After losing its historic buildings, the minister's wife, eight members of the sexton's family and 15 parishioners to Hurricane Camille in 1969, Trinity Episcopal Church became a symbol of renewal. |
The beachfront Pass Christian church dedicated a new sanctuary in 1971, and at first glance few could tell it wasn't the 19th-century structure. Parishioners wanted to keep their identity.
Bill Argus, the architect who drew the replacement plans for the Carpenter Gothic-style church, is doing it again. After destruction by Katrina, Trinity is putting back the pieces.
"Pass Christian is the only community on the Coast where most of the population lives in front of the railroad, and if we were to go behind it, we'd be on lower ground," said the Rev. Chris Colby. "To get on higher ground we'd have to leave the city limits. We want to be part of the community."

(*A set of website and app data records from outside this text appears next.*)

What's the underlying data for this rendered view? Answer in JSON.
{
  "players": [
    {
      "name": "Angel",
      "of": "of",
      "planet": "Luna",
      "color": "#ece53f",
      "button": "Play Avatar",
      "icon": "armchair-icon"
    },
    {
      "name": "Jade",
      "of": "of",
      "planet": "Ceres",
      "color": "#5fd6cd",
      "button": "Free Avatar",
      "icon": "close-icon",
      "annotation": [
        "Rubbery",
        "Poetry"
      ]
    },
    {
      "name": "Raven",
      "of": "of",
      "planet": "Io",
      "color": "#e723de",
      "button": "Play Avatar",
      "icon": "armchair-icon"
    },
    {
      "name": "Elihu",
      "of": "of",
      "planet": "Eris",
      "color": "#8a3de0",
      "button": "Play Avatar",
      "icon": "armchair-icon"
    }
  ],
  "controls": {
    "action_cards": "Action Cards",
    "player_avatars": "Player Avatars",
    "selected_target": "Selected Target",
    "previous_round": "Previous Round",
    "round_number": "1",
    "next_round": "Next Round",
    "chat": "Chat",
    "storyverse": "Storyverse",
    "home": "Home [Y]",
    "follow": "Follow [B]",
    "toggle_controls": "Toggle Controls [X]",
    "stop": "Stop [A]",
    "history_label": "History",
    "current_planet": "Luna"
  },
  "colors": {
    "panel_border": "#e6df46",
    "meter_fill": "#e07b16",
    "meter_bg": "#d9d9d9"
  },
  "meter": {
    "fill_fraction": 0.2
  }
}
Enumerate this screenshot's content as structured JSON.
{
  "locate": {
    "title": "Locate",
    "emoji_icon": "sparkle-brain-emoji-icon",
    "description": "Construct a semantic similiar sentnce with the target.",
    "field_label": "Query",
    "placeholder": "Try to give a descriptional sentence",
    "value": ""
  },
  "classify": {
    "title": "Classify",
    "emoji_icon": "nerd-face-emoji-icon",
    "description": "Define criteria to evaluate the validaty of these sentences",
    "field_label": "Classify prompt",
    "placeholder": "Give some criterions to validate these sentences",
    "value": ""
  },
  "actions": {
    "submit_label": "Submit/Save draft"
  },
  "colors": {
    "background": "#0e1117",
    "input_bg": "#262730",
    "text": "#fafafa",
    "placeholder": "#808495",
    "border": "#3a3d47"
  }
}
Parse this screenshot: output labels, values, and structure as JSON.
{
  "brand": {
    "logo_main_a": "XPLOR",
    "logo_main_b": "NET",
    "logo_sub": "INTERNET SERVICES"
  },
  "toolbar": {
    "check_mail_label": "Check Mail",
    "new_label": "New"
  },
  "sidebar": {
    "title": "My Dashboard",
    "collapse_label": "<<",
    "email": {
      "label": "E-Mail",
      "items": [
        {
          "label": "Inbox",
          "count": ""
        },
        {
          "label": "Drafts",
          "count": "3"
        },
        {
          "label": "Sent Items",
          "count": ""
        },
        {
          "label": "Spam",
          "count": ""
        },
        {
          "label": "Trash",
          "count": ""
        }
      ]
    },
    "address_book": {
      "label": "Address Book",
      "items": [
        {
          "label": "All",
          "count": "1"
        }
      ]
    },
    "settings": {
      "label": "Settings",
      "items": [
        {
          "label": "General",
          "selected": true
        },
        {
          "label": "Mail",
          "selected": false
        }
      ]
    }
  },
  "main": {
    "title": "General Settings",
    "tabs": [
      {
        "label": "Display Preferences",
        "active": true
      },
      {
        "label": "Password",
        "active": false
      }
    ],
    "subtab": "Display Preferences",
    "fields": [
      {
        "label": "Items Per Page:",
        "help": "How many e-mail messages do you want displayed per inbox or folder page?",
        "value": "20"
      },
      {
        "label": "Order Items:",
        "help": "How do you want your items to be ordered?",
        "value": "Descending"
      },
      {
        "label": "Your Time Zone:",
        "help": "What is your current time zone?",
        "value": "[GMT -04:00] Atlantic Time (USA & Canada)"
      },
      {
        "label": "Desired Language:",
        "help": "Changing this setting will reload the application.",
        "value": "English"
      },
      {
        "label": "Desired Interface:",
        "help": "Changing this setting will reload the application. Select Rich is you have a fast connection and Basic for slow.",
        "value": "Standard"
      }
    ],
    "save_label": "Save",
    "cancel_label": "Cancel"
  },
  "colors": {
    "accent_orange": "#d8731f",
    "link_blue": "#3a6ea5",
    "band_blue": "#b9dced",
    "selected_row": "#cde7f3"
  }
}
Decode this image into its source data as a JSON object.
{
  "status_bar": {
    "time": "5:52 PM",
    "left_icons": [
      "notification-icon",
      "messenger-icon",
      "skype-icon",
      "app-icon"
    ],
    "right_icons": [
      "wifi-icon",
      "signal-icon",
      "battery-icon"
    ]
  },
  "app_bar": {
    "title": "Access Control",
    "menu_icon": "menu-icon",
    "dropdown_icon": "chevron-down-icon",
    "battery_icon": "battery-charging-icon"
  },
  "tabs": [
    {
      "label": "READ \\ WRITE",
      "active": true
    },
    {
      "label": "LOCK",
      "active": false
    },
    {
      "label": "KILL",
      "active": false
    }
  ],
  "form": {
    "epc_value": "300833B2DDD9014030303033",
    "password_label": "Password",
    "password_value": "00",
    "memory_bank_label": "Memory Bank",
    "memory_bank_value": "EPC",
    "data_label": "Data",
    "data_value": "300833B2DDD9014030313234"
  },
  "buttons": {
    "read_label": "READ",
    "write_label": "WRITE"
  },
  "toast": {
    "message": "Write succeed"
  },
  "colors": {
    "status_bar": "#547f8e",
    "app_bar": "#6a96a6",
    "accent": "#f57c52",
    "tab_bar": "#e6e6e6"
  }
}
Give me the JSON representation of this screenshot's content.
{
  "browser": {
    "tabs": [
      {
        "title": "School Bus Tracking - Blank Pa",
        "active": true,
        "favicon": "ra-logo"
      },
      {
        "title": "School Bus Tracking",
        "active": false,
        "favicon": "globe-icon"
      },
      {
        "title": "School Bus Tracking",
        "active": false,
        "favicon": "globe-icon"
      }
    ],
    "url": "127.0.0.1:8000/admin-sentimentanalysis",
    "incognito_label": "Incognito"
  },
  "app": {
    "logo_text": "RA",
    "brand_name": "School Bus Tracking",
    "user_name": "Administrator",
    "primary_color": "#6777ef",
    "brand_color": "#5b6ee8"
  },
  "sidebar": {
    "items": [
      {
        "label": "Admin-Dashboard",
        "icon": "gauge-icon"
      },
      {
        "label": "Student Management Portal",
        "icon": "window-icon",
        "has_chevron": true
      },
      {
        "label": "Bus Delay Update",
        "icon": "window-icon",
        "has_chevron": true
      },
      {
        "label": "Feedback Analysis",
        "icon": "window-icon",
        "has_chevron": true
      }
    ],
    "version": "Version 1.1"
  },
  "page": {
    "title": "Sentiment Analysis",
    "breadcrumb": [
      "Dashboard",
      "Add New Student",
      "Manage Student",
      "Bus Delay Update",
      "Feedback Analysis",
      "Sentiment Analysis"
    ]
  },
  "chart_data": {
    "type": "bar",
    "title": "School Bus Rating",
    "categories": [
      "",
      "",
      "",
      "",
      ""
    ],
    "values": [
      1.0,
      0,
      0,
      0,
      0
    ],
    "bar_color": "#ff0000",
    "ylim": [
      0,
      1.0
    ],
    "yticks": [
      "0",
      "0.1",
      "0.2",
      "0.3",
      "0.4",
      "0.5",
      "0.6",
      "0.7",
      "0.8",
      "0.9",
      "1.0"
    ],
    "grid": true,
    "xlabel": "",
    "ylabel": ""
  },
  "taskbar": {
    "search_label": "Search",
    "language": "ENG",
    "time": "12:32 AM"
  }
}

Trinity was formed in 1949 when a minister came from Mobile to baptize an adult. The pretty little church surrounded by ancient oaks was a favorite for postcards and travel books.
The sanctuary was almost 14 feet above sea level and the Katrina high-water mark is 22 feet above that. The roof remains and enough of the structure and floor that parishioners put up plywood and space-age plastic to hold services there.
"The church building is going to be restored to look very much like it," Colby said, "but we're going to use strong modern materials and rebuild four instead of three buildings around a new central plaza consistent with the architectural style.
"Not just parishioners but so many others have asked to put it back as a memorial. This has to do with the identity of Pass Christian, and Trinity is part of that."
Before Katrina, the parish served 270 Episcopal households. Colby notes that only 34 of them are now living in their homes, with the rest rebuilding or relocating.
"I thought I was coming to the beach to be a big-time evangelist and grow a church," said Colby, who came in 1997. "Now I know God just wanted me on the beach to help put it back."